Sometimes these gifts are especially poignant. One Kentucky donor sent $10 to support heart and vascular care, saying simply: “Love your hospital. Not much, but all I can send.” A father from Arkansas wrote a heartfelt letter of thanks for his daughter’s care at Barnes-Jewish Hospital, and he tucked in a check for $400. 

Grants and Awards 

Over the years, the Foundation has supported research, provided scholarships to nursing students, paid for such state-of-the-art equipment as a new iMRI unit, helped establish the hospital’s first cultural diversity program, and provided money for endowed chairs, among many other initiatives.

In the community, the Foundation supports projects that parallel the mission of Barnes-Jewish Hospital, including programs that promote health, wellness and prevention or reduce disparities in health care access within areas served by the hospital. It has also supported such outreach programs as Beyond Housing, the Effort for AIDS, and St. Patrick Center, supplied as many as 30,000 free flu shots annually to the public; helped support diabetes outreach efforts; and provided money for a new “Cheers” van that takes nursing students from Goldfarb School of Nursing at Barnes-Jewish College into the community. 

The Foundation’s Future 

Over time, much has changed at the Foundation. In 2011, its original name—the Barnes-Jewish Hospital Foundation—became The Foundation for Barnes-Jewish Hospital. The board of directors also has evolved. Once required to have 20 board members each from the former Barnes and Jewish Hospitals, it now represents a cross-section of the broader community. 

Many other aspects of hospital life, such as medical technology and health care options, have also changed dramatically.
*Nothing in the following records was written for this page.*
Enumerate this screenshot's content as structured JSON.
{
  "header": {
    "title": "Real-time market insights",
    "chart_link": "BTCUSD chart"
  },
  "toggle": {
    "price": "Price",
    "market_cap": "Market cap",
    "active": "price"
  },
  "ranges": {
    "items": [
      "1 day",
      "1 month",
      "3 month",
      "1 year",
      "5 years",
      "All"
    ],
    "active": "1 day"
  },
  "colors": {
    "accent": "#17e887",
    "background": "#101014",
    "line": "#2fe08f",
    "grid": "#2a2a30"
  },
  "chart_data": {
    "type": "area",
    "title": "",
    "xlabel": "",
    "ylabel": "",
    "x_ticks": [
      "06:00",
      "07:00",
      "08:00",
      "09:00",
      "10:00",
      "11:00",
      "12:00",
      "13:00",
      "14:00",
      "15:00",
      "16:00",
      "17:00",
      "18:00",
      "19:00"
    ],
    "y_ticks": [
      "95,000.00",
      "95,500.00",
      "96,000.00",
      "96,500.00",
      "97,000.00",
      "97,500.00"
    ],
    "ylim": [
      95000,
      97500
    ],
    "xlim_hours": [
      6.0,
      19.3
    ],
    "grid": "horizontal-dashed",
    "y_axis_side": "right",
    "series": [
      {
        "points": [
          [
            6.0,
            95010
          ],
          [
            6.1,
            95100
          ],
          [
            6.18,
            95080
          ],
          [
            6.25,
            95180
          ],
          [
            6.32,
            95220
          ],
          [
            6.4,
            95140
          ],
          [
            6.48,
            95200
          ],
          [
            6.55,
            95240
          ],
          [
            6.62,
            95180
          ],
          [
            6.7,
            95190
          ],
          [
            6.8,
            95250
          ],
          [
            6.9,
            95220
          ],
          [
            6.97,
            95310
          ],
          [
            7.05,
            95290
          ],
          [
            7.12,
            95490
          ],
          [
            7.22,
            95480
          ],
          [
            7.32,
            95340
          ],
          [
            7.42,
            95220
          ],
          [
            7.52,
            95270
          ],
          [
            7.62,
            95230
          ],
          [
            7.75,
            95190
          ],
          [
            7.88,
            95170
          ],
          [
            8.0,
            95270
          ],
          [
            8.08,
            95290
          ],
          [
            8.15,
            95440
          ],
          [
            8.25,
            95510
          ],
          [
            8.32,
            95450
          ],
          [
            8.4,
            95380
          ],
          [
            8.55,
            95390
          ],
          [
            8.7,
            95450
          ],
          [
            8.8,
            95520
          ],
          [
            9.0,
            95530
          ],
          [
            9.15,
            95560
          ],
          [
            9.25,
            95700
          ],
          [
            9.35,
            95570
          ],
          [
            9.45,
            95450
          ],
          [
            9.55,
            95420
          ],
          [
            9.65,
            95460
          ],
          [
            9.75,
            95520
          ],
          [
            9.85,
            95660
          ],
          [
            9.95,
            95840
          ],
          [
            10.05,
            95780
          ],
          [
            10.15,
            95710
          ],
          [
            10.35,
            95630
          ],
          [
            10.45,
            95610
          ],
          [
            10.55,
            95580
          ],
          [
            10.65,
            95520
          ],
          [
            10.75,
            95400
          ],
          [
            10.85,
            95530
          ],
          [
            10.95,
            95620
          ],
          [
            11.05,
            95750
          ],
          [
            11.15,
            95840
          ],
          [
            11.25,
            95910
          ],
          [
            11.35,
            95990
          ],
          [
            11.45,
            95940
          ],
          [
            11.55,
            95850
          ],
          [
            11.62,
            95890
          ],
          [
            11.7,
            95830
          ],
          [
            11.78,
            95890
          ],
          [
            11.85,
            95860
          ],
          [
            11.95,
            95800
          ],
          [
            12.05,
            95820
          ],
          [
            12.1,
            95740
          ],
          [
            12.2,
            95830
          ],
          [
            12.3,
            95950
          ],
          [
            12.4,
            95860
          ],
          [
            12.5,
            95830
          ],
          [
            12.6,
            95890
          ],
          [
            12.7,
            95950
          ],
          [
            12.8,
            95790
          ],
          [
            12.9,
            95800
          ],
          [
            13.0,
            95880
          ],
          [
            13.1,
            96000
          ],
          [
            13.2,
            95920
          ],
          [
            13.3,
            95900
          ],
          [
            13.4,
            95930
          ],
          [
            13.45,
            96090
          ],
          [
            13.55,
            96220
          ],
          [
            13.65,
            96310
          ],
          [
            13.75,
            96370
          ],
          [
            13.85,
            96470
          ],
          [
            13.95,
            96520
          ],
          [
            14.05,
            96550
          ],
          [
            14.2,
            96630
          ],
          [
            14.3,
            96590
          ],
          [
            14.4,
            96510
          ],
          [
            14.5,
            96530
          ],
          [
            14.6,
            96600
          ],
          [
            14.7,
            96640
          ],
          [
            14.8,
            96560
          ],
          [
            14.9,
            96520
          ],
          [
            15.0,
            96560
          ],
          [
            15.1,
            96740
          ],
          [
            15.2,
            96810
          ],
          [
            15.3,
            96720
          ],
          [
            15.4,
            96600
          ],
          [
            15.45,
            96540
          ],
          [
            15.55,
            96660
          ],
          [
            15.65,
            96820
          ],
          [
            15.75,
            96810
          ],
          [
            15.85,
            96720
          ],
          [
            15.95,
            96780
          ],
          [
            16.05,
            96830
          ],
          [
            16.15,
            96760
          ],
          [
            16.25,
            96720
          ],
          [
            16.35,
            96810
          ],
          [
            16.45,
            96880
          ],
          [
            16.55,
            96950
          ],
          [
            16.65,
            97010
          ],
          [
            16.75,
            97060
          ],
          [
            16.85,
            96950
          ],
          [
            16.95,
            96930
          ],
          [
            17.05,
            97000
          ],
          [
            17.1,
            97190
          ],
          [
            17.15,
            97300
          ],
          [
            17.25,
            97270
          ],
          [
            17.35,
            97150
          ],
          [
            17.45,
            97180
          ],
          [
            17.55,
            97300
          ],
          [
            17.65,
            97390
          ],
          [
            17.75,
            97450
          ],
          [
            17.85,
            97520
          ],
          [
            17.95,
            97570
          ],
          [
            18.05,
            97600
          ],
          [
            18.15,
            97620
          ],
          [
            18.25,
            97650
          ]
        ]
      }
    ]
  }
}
But one focus remains the same. Barnes and Jewish Hospital were founded, through generous donations, to provide medical care to patients of any religion or economic background—and today, Barnes-Jewish Hospital continues to offer the same broad-based care, thanks to the continued generosity of the community.